The name 'slime mould' refers to just one phase of the life cycle of some (but not all) of the organisms in this group when they take the form of a gelatinous slime. When conditions become unfavourable for them continuing in the 'slimes' stage, slime moulds form sporangia, which are essentially clusters of spores. Sporangia are often borne upon the tips of slender stalks. When spores from the sporangia are carried by wind, water or animals to new habitats, they may 'germinate to produce new amoebae, and so the life cycle of the slime mould is repeated..
When they have access to plenty of food, those slime moulds belonging to the grouping Amoebozoa (the largest group of slime moulds and the kinds most likely to be seen by a casual walker in the countryside) generally live as separate single-celled organisms; however, when food (in the form of bacteria, fungal yeasts and other microorganisms that live on decaying plant matter) becomes scarce many individual slime mould organisms may group together and start moving en masse in search of food - quite an unsettling sight if you are of a nervous disposition! In this state they are easy to spot, and they are often found on grass or humus-rich soil and, in particular, on damp rotting logs in shady woodland settings.
If you have taken pictures of beautiful, unusual or just plain weird slime moulds and would be willing to have them shown on the First Nature website (with proper acknowledgement of you as the photographer, of course) to help other people learn more about and enjoy these fascinating organisms, please see our Contributors guide...
This page includes picture content kindly contributed by Pippa Cottrell, Gerald Gladstone, Simon Harding, David Kelly, Sarah Perkins and Kayley Priestley.
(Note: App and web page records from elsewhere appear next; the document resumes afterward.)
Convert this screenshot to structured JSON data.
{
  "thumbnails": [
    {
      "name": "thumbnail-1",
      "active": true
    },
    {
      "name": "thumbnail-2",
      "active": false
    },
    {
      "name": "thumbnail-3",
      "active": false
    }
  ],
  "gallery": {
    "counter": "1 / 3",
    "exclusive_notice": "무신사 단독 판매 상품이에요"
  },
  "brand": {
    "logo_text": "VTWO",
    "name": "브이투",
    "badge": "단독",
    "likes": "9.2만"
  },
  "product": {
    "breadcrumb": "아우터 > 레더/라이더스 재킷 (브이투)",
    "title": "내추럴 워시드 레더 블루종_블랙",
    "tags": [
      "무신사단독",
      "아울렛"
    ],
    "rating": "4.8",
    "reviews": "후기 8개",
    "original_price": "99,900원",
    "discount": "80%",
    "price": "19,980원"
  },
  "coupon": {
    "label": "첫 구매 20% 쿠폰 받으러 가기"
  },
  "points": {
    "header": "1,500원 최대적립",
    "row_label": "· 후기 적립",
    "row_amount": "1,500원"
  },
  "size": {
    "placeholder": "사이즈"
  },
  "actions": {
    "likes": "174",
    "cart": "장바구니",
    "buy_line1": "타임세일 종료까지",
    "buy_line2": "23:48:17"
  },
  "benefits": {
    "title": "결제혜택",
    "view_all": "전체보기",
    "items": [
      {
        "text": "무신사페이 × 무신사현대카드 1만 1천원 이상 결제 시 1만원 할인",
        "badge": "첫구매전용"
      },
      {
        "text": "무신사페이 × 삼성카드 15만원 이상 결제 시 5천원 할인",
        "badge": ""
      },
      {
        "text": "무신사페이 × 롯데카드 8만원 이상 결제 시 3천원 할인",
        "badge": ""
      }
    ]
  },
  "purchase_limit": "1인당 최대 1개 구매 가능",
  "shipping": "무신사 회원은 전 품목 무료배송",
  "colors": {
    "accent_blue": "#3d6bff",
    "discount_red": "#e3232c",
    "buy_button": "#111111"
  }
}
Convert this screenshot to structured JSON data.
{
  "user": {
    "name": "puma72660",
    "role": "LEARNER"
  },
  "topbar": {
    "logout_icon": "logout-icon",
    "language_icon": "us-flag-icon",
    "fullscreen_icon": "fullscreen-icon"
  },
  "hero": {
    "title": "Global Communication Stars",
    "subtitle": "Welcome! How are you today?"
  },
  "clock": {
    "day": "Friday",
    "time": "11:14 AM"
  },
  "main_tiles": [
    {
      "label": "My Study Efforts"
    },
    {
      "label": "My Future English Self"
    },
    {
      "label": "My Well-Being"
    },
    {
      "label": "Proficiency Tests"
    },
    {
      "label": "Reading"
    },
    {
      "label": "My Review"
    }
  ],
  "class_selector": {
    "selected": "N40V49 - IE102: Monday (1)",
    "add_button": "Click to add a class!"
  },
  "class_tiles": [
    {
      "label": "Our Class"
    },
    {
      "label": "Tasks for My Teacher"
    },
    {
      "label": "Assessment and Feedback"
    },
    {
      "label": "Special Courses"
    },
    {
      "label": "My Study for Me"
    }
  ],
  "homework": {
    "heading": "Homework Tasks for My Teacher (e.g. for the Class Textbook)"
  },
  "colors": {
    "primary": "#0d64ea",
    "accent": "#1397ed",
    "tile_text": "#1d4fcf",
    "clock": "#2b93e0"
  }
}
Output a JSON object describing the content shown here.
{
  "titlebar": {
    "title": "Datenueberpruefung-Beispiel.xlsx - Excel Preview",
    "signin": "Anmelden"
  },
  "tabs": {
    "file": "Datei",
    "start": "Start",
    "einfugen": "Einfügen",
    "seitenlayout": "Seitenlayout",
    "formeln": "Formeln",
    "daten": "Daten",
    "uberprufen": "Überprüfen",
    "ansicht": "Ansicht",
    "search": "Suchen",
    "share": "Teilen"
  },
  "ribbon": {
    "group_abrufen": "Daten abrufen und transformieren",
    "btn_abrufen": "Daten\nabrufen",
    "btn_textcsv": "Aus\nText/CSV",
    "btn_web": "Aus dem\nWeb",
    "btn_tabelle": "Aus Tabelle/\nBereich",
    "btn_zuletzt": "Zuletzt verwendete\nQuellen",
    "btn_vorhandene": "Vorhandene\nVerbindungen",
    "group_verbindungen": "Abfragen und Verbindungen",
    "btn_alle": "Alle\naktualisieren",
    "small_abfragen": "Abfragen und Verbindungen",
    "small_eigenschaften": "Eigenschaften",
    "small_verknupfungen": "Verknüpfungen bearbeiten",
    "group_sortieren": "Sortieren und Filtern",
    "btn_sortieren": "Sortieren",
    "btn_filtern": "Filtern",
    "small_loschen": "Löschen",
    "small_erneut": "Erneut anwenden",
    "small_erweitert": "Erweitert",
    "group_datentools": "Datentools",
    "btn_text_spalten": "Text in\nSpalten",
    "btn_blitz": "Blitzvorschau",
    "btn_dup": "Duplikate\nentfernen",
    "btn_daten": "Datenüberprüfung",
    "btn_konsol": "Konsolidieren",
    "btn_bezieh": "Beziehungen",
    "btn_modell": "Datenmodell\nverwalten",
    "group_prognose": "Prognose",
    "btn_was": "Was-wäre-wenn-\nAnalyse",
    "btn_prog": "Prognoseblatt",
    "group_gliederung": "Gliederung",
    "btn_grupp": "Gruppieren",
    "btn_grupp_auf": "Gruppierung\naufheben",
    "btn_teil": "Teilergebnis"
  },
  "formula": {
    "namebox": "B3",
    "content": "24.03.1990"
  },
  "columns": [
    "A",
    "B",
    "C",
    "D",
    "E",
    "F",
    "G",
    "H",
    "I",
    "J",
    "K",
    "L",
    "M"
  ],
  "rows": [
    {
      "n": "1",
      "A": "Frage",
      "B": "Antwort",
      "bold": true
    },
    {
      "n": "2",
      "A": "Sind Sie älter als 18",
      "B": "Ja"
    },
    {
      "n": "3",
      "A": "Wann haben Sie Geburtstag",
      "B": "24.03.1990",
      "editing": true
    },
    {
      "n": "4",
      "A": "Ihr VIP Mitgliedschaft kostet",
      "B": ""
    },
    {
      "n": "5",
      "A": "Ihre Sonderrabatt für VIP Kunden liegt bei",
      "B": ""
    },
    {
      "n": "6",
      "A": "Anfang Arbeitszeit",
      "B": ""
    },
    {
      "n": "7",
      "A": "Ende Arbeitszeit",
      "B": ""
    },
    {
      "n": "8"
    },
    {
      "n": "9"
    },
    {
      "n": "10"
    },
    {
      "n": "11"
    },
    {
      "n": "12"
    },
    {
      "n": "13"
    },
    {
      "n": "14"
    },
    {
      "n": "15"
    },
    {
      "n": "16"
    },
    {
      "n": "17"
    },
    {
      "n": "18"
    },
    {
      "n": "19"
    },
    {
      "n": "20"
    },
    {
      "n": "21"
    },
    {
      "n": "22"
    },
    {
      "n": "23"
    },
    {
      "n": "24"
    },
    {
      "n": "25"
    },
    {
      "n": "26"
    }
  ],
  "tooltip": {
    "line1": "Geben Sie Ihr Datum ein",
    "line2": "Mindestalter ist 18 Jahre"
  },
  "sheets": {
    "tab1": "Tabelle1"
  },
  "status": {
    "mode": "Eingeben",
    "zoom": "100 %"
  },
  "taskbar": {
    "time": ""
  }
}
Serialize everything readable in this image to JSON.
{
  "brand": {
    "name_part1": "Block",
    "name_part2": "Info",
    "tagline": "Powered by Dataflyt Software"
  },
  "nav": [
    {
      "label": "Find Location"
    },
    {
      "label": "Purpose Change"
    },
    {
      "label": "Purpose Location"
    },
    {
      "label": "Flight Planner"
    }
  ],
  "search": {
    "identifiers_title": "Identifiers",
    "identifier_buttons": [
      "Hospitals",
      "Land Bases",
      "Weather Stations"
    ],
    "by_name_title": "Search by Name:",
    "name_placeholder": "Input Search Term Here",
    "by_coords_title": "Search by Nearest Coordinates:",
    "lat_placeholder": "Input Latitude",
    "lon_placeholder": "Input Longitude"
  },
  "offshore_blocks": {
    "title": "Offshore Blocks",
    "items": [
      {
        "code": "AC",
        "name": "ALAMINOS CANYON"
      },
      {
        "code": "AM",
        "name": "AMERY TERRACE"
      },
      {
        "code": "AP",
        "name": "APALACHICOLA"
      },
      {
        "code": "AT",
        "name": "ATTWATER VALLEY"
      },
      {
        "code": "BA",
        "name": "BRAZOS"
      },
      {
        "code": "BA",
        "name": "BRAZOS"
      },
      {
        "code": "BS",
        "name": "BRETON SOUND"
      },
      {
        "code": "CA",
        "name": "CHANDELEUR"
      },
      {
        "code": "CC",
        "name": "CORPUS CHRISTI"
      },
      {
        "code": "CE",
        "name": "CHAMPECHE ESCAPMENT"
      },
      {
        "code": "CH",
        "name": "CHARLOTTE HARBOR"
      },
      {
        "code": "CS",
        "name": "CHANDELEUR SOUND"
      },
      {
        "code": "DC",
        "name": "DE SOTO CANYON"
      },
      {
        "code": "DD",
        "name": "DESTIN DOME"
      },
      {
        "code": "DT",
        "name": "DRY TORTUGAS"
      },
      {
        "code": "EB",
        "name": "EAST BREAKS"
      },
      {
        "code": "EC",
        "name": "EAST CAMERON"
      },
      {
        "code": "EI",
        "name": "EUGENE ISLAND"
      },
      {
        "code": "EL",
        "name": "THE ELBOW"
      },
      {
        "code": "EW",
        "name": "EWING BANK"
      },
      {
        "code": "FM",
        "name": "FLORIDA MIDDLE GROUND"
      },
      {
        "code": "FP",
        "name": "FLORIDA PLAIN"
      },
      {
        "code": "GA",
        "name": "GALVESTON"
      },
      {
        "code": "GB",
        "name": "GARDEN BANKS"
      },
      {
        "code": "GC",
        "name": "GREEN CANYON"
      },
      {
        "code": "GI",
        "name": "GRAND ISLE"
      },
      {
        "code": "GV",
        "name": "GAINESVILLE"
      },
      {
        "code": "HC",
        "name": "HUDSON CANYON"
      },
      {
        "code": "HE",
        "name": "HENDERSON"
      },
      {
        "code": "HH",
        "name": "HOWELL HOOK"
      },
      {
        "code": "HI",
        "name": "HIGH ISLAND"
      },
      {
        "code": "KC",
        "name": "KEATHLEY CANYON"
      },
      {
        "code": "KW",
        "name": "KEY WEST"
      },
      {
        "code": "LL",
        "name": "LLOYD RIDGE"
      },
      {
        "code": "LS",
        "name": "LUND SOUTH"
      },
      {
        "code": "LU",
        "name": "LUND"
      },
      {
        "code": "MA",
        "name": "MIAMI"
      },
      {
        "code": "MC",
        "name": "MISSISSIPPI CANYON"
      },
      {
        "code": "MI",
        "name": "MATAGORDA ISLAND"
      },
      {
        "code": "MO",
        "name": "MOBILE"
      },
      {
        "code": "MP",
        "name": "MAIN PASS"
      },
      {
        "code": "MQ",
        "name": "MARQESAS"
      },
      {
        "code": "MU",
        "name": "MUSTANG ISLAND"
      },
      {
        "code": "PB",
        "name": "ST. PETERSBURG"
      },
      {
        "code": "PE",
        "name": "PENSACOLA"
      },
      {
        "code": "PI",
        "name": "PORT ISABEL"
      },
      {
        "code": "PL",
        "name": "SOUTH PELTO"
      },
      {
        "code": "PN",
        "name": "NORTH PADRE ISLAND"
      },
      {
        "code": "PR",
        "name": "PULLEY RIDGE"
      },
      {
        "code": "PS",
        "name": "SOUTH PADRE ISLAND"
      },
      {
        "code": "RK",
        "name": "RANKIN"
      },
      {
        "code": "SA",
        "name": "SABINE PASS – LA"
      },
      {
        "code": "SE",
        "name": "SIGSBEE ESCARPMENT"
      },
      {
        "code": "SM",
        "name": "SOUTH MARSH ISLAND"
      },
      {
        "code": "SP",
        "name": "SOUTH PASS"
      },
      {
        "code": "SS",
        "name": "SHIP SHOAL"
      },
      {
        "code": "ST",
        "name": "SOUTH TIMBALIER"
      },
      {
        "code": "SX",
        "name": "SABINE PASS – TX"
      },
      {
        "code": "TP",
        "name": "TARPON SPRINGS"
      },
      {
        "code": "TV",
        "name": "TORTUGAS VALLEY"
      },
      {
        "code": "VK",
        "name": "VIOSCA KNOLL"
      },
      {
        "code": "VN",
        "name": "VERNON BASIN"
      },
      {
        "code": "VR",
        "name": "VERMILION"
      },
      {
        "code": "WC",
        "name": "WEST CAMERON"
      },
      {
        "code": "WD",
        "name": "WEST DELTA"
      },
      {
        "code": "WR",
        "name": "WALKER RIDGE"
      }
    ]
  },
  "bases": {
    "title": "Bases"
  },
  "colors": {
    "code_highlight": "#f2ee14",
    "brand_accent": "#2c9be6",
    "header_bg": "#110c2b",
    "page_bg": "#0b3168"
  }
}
If you have found this information helpful, please consider helping to keep First Nature online by making a small donation towards the web hosting and internet costs.
Any donations over and above the essential running costs will help support the conservation work of Plantlife, the Rvers Trust and charitable botanic gardens - as do author royalties and publisher proceeds from Pat and Sue's nature books - available from First Nature...